A clear and considered customer segmentation model is a key foundational piece for any customer success team to help you:
• Align management and individual contributors
• Develop a coherent churn prevention strategy
• Execute effective up-sell outreach
• Maintain balanced CSM account portfolios
• Launch highly targeted customer marketing campaigns
• Nurture advocates and reference accounts
Counting logins is a solid first step to connect product usage to customer churn risk and up-sell potential. The problem is, setting judgmental rules for how many logins constitute good and bad customer health shrouds other important behavior signals, risks miscalculating customer health, and can introduce big dollops of complexity and guesswork into your customer analysis.
I’m bored. I’m reading a vendor newsletter that’s a mush of content that does little more than list out the vendor’s product and company news. Has customer marketing missed the content marketing revolution their demand generation brethren ushered in?
Ah churn rate. It’s such a simple metric on the surface, yet fiendishly fiddly upon closer examination. The challenge is different business models demand different approaches to measuring churn. With that in mind, we’ve detailed several churn rate models below.
At its core, calculating churn rate is the number of customers who cancel during a given period (month, quarter, year) divided by total customers at the start of the period. While revenue churn is the more important metric, you’ll want to look at customer (count) churn as well to get the complete picture, and give your team some perspective when the occasional high-revenue customer churns.

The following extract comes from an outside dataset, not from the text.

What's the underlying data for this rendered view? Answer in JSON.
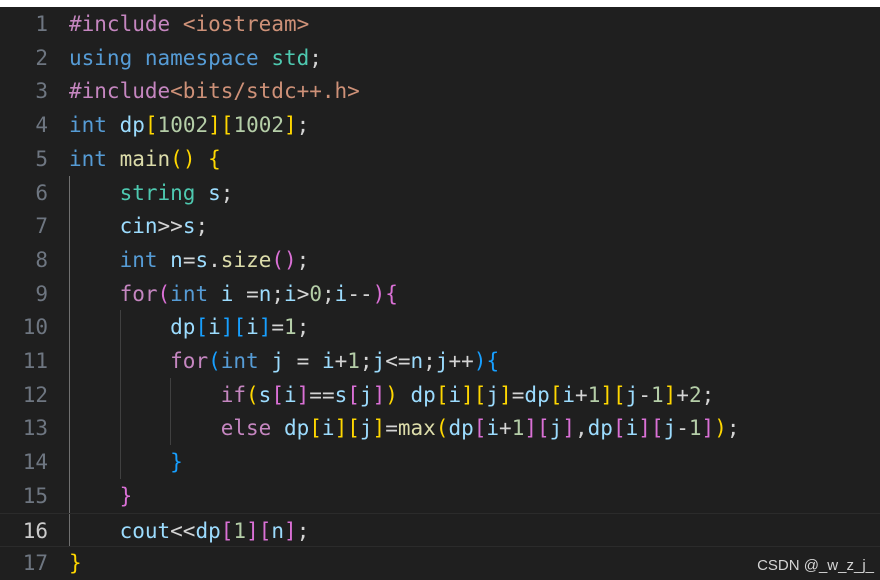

I get asked this question often – what’s the difference between customer success and customer support? More and more, the answer is that support is simply a group within customer success that efficiently handles “front-line” questions.
Both groups – customer success or account managers and traditional customer support – are tasked with ensuring a customer’s success and happiness with your product. As such, why wouldn’t they be part of the same organization?